REQUIRED ACTION »
Every line of the data below should be printed exactly.
>>>
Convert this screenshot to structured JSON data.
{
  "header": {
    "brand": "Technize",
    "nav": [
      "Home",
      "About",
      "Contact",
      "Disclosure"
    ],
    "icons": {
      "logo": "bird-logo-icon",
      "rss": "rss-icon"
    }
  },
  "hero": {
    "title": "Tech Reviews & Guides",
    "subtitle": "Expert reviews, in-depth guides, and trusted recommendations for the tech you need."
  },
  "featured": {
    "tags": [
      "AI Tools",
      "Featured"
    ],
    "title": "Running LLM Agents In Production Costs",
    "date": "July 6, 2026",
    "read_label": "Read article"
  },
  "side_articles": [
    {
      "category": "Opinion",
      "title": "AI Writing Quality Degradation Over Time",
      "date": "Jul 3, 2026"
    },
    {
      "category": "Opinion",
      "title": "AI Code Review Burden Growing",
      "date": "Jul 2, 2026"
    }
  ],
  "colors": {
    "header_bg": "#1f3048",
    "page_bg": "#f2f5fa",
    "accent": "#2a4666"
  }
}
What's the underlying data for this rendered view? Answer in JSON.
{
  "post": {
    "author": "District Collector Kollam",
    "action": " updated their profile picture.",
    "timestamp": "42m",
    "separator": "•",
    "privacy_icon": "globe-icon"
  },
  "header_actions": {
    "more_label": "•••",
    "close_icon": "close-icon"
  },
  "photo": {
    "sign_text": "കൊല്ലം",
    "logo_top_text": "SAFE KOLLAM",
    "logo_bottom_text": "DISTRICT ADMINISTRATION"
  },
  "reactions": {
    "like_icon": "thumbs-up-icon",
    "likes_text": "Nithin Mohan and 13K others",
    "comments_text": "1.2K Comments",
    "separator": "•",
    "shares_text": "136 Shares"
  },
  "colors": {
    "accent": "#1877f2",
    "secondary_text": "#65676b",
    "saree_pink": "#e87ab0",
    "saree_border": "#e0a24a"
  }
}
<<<
SOLUTION »
Convert this screenshot to structured JSON data.
{
  "header": {
    "brand": "Technize",
    "nav": [
      "Home",
      "About",
      "Contact",
      "Disclosure"
    ],
    "icons": {
      "logo": "bird-logo-icon",
      "rss": "rss-icon"
    }
  },
  "hero": {
    "title": "Tech Reviews & Guides",
    "subtitle": "Expert reviews, in-depth guides, and trusted recommendations for the tech you need."
  },
  "featured": {
    "tags": [
      "AI Tools",
      "Featured"
    ],
    "title": "Running LLM Agents In Production Costs",
    "date": "July 6, 2026",
    "read_label": "Read article"
  },
  "side_articles": [
    {
      "category": "Opinion",
      "title": "AI Writing Quality Degradation Over Time",
      "date": "Jul 3, 2026"
    },
    {
      "category": "Opinion",
      "title": "AI Code Review Burden Growing",
      "date": "Jul 2, 2026"
    }
  ],
  "colors": {
    "header_bg": "#1f3048",
    "page_bg": "#f2f5fa",
    "accent": "#2a4666"
  }
}
What's the underlying data for this rendered view? Answer in JSON.
{
  "post": {
    "author": "District Collector Kollam",
    "action": " updated their profile picture.",
    "timestamp": "42m",
    "separator": "•",
    "privacy_icon": "globe-icon"
  },
  "header_actions": {
    "more_label": "•••",
    "close_icon": "close-icon"
  },
  "photo": {
    "sign_text": "കൊല്ലം",
    "logo_top_text": "SAFE KOLLAM",
    "logo_bottom_text": "DISTRICT ADMINISTRATION"
  },
  "reactions": {
    "like_icon": "thumbs-up-icon",
    "likes_text": "Nithin Mohan and 13K others",
    "comments_text": "1.2K Comments",
    "separator": "•",
    "shares_text": "136 Shares"
  },
  "colors": {
    "accent": "#1877f2",
    "secondary_text": "#65676b",
    "saree_pink": "#e87ab0",
    "saree_border": "#e0a24a"
  }
}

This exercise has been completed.